Problem to solve
Go through the records below and copy out every line that contains the word "updated".

Exercise material
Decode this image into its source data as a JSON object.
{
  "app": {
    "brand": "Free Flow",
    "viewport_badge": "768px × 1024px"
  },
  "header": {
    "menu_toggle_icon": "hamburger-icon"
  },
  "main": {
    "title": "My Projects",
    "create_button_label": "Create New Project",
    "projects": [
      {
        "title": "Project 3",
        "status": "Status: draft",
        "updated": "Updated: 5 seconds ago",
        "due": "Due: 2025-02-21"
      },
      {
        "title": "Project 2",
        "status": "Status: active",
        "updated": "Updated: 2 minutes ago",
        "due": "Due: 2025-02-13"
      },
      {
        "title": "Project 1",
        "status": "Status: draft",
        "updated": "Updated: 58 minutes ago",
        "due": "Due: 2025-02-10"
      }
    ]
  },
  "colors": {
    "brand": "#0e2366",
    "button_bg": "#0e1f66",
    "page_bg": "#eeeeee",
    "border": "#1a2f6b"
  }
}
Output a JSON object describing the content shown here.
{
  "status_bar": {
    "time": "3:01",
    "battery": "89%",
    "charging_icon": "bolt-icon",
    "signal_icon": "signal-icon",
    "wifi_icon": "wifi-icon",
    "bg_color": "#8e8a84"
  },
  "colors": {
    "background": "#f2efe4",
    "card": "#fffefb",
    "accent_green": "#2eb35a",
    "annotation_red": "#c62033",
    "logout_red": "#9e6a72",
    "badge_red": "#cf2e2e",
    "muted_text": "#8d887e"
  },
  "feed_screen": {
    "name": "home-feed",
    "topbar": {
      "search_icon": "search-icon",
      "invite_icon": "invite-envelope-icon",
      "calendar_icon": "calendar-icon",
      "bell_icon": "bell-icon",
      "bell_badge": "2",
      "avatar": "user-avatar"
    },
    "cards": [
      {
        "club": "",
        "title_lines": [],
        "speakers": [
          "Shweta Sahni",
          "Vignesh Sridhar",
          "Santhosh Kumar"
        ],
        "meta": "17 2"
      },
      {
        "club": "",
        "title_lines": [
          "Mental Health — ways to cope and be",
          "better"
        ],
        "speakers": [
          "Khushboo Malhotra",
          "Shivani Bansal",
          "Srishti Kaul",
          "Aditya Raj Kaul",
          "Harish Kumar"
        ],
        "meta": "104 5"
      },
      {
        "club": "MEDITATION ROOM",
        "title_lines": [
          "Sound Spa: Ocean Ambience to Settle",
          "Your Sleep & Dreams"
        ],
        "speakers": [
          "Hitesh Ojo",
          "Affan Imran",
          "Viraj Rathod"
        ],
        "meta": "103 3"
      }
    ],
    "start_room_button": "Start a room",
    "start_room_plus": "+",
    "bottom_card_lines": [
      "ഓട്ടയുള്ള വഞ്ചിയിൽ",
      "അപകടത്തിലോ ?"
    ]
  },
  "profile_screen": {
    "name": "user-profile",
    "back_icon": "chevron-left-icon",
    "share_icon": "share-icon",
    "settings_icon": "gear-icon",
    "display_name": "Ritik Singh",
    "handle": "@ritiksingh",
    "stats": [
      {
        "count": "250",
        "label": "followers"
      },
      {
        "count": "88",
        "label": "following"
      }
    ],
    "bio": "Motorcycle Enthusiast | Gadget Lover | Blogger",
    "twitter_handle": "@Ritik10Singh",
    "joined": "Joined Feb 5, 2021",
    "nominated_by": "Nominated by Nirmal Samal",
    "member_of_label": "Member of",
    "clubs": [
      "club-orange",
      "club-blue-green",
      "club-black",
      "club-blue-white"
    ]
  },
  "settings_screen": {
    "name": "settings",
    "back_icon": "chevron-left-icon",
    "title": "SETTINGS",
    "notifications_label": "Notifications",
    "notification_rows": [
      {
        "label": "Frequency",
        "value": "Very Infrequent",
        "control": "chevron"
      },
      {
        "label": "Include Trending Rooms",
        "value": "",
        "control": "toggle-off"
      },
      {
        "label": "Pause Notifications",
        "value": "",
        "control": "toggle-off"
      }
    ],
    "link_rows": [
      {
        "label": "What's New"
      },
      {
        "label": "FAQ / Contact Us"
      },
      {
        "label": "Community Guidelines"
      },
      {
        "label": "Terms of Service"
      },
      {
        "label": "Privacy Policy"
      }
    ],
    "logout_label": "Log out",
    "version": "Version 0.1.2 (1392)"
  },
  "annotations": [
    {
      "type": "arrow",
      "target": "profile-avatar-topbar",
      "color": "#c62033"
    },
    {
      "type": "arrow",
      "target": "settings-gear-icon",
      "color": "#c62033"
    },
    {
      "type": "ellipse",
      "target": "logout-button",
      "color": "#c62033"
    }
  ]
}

Result for this task
        "updated": "Updated: 5 seconds ago",
        "updated": "Updated: 2 minutes ago",
        "updated": "Updated: 58 minutes ago",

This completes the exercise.